WHAT YOU WILL DO:
If a line in the listing includes the word "render", copy it out.

DATA SUPPLIED:
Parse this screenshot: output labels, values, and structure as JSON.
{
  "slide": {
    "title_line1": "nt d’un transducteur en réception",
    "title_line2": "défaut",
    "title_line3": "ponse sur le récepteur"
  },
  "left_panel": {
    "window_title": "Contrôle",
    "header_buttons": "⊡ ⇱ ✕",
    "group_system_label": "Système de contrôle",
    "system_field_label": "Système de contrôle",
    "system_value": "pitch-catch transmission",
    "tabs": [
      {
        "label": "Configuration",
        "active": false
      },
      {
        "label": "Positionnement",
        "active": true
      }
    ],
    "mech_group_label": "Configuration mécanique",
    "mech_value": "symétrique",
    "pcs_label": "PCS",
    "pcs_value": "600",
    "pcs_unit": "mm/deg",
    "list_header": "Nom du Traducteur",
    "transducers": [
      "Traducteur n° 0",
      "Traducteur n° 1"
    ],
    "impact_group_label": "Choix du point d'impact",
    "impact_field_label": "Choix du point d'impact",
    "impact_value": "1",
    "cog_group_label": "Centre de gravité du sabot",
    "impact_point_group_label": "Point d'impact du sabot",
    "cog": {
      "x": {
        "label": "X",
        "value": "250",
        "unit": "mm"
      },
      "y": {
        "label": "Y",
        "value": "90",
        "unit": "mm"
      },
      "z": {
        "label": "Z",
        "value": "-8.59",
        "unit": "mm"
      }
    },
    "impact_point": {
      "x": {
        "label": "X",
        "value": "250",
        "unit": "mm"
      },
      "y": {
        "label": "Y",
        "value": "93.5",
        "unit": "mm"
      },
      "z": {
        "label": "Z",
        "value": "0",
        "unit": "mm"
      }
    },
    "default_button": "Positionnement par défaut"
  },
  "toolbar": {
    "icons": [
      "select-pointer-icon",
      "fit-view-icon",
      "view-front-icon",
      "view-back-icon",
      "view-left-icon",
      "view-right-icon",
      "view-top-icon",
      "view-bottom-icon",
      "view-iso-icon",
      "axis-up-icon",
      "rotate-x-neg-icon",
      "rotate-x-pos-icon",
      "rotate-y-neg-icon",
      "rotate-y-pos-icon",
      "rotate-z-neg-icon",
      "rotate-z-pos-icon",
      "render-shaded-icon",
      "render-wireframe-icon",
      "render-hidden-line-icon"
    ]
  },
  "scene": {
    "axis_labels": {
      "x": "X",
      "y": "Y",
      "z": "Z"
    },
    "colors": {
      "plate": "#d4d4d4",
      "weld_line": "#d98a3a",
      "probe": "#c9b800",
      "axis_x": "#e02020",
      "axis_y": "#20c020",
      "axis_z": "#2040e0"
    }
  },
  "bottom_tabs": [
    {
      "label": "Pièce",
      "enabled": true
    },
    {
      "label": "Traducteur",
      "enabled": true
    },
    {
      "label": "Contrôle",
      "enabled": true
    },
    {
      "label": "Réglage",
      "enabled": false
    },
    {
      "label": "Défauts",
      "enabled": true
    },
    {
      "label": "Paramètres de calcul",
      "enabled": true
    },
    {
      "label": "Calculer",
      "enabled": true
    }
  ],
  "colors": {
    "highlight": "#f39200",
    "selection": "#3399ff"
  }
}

TASK RESPONSE:
      "render-shaded-icon",
      "render-wireframe-icon",
      "render-hidden-line-icon"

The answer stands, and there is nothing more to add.